Generalized Model Aggregation (GMA)
A five-year joint project between MIT Sloan School of Management and the School of Industrial & Systems Engineering at Georgia Tech
Rapid growth in scientific output requires flexible and robust methods for aggregating the findings from prior studies. In most cases, 'qualitative' reviews are conducted for taking stock of what is known, but they offer little 'quantitative' guidance. Also, the common quantitative aggregation methods (i.e., meta-analysis methods) usually combine one explanatory variable (e.g., a treatment) on one response variable (e.g., a health outcome) across multiple studies with similar designs.
Despite these limitations, the rapid growth of scientific literature has notably promoted increasing applications of meta-analysis. The number of articles in major databases with the term “meta-analysis” ONLY in the title shows over 25-fold growth over the last decade—reaching tens of thousands annually. Therefore, the value of a broader and more flexible method for synthesizing prior research can be immense across various disciplines.
Our recent paper in PLOS ONE outlines a new method (generalized model aggregation – GMA; see it on Wikipedia!) for aggregating into a meta-model the results of prior studies (of a phenomenon) when those studies vary in design and measures used. In the paper, we provide several numerical and empirical examples demonstrating the ability of GMA to aggregate evidence from methodologically diverse studies and obtain unbiased estimates from potentially mis-specified studies. By enabling more complex meta-analyses, GMA allows researchers to leverage previous findings to compare alternative theories and advance new models in diverse domains.
May 5, 2 pm to 3:30 pm, Harvard School of Public Health (building 2, Room 426), by Dr. Jalali
Seminar webpage (no registration required)
Potential applications of GMA
Here are some articles that seem to be potentially relevant applications for GMA. They often cunducted a systematic review of the literature and listed prior studies, but did not aggregate the findings quantitatively. Please note that these are found using a quick search on the Internet. There are many more problems that can benefit from GMA. If you are interested in applying GMA for any problem and need our assitance, please shoot us an email!
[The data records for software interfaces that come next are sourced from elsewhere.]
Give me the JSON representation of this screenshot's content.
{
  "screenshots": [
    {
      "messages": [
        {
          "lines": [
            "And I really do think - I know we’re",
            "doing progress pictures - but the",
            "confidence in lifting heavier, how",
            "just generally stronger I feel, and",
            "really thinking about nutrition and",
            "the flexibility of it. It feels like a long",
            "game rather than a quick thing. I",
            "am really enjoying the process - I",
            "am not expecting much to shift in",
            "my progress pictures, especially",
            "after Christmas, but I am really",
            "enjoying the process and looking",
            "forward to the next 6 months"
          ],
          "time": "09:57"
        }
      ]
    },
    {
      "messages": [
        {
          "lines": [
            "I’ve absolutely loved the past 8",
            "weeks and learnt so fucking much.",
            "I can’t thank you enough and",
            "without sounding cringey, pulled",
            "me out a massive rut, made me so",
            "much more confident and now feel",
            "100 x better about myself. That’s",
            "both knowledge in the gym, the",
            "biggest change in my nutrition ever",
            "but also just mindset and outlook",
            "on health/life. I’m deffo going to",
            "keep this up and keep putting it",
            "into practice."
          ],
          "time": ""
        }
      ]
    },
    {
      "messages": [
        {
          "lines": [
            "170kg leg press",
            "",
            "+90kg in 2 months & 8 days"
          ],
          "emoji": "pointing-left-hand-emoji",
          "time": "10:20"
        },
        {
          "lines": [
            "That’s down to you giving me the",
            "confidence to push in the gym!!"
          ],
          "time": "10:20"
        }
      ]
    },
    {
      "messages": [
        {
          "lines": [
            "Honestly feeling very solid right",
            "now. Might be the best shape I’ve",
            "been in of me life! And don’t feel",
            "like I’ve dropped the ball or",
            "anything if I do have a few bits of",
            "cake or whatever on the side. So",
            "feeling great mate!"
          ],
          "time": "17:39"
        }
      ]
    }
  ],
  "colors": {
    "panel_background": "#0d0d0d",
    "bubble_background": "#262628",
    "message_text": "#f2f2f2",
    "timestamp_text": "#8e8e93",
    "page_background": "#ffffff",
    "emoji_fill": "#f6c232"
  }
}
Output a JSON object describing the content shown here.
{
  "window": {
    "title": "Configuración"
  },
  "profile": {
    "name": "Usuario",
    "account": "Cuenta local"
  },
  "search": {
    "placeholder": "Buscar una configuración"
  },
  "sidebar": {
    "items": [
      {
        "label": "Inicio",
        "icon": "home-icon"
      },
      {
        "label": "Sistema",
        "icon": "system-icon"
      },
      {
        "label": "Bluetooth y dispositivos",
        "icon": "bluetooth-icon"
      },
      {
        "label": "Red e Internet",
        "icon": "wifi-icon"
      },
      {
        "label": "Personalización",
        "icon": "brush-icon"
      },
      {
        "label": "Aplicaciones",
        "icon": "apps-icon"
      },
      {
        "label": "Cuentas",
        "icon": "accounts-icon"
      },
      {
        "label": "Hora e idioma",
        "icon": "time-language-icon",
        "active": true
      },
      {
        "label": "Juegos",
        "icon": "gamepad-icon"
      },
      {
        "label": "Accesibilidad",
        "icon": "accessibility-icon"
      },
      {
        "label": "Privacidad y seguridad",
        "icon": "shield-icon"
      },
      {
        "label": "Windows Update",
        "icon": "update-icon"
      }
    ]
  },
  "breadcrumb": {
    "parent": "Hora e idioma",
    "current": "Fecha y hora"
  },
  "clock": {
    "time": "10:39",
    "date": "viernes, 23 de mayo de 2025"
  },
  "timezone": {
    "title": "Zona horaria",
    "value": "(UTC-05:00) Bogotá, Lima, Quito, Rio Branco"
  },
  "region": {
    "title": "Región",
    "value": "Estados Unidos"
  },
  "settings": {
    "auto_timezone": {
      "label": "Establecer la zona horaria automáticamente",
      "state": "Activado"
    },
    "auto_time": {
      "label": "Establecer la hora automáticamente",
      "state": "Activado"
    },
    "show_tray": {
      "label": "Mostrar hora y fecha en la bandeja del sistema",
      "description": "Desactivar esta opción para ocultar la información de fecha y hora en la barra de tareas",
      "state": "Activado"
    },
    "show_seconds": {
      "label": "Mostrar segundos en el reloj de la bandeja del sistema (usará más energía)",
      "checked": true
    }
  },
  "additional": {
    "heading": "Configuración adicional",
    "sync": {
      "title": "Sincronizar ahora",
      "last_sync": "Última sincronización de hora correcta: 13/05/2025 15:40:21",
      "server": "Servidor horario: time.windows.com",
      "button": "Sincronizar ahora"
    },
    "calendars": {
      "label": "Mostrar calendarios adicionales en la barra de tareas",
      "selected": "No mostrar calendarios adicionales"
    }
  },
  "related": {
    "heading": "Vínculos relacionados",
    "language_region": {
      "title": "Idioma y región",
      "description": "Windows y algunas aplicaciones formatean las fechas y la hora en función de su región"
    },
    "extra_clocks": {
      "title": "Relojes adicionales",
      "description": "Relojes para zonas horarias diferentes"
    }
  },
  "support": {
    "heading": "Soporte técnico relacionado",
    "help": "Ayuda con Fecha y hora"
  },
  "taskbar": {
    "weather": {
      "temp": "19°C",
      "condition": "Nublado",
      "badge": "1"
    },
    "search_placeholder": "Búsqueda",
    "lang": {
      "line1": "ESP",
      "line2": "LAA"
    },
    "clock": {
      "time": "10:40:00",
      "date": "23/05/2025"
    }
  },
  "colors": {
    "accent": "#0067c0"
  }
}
Health: Prediction models for colorectal cancer (link) | Prediction models for lung cancer (link) | Models for cardiovascular disease risk (link) | Risk models for diabetes complications (link) | Models for post disaster shelter needs (link)
Social sciences: Influence of climate on human conflict (link)
GMA on WIKIPEDIA
Recipe for GMA
Here we provide a quick recipe of the main steps to use GMA. Check out the supplementary document for the details of each step. Also, the Codes README file provides more information about the code files listed in each step--as well as all other code files, including their actions, inputs, and outputs.
Cite these materials as:
Rahmandad H, Jalali MS, Paynabar K (2017) A flexible method for aggregation of prior statistical findings. PLOS ONE 12(4): e0175111. doi: 10.1371/journal.pone.0175111